__WHAT TO WORK ON__
Without the pictures, set down exactly the lines from the one that contains "Read all visible content and emit it as JSON." to the end of the entries, both included, and nothing besides.

__Entries from a dataset of interfaces__
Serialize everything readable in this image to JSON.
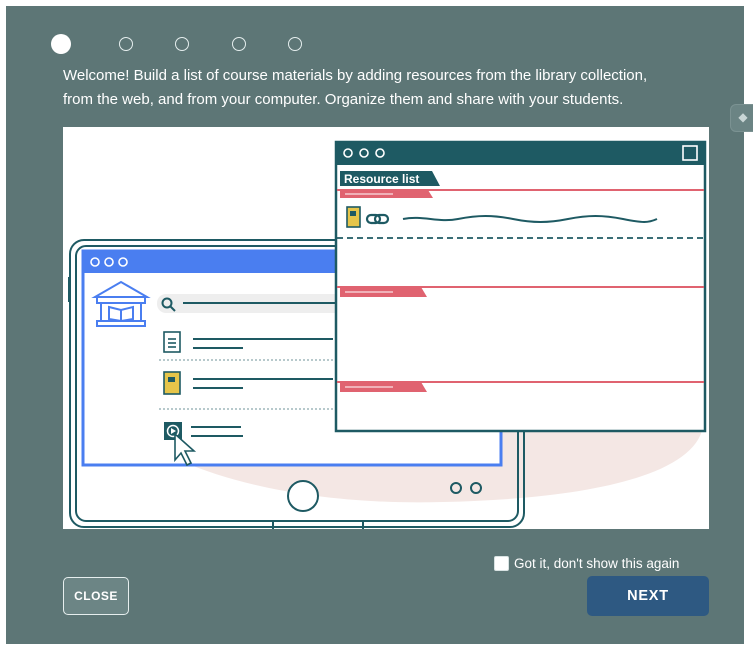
{
  "stepper": {
    "total_steps": 5,
    "current_step": 1
  },
  "intro": {
    "line1": "Welcome! Build a list of course materials by adding resources from the library collection,",
    "line2": "from the web, and from your computer. Organize them and share with your students."
  },
  "illustration": {
    "resource_list_title": "Resource list"
  },
  "footer": {
    "checkbox_label": "Got it, don't show this again",
    "checkbox_checked": false,
    "close_label": "CLOSE",
    "next_label": "NEXT"
  },
  "colors": {
    "modal_bg": "#5d7676",
    "next_button": "#2e5982",
    "illustration_teal": "#1e5a63",
    "illustration_blue": "#4a7ef0",
    "illustration_red": "#e06370",
    "illustration_yellow": "#e6c54a"
  },
  "icons": [
    "library-icon",
    "search-icon",
    "document-icon",
    "book-icon",
    "video-icon",
    "cursor-icon",
    "link-icon",
    "home-button-icon"
  ]
}
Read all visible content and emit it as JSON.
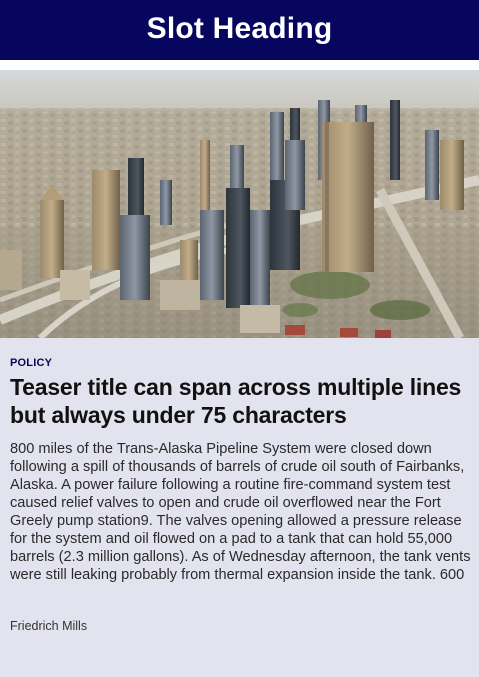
{
  "slot": {
    "heading": "Slot Heading"
  },
  "teaser": {
    "image_alt": "Aerial view of a city skyline with skyscrapers and highways",
    "section": "POLICY",
    "title": "Teaser title can span across multiple lines but always under 75 characters",
    "body": "800 miles of the Trans-Alaska Pipeline System were closed down following a spill of thousands of barrels of crude oil south of Fairbanks, Alaska. A power failure following a routine fire-command system test caused relief valves to open and crude oil overflowed near the Fort Greely pump station9. The valves opening allowed a pressure release for the system and oil flowed on a pad to a tank that can hold 55,000 barrels (2.3 million gallons). As of Wednesday afternoon, the tank vents were still leaking probably from thermal expansion inside the tank. 600",
    "author": "Friedrich Mills"
  },
  "colors": {
    "header_bg": "#06065f",
    "card_bg": "#e3e3ef",
    "section_label": "#06065f"
  }
}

__YOUR SOLUTION__
Read all visible content and emit it as JSON.
{
  "slot": {
    "heading": "Slot Heading"
  },
  "teaser": {
    "image_alt": "Aerial view of a city skyline with skyscrapers and highways",
    "section": "POLICY",
    "title": "Teaser title can span across multiple lines but always under 75 characters",
    "body": "800 miles of the Trans-Alaska Pipeline System were closed down following a spill of thousands of barrels of crude oil south of Fairbanks, Alaska. A power failure following a routine fire-command system test caused relief valves to open and crude oil overflowed near the Fort Greely pump station9. The valves opening allowed a pressure release for the system and oil flowed on a pad to a tank that can hold 55,000 barrels (2.3 million gallons). As of Wednesday afternoon, the tank vents were still leaking probably from thermal expansion inside the tank. 600",
    "author": "Friedrich Mills"
  },
  "colors": {
    "header_bg": "#06065f",
    "card_bg": "#e3e3ef",
    "section_label": "#06065f"
  }
}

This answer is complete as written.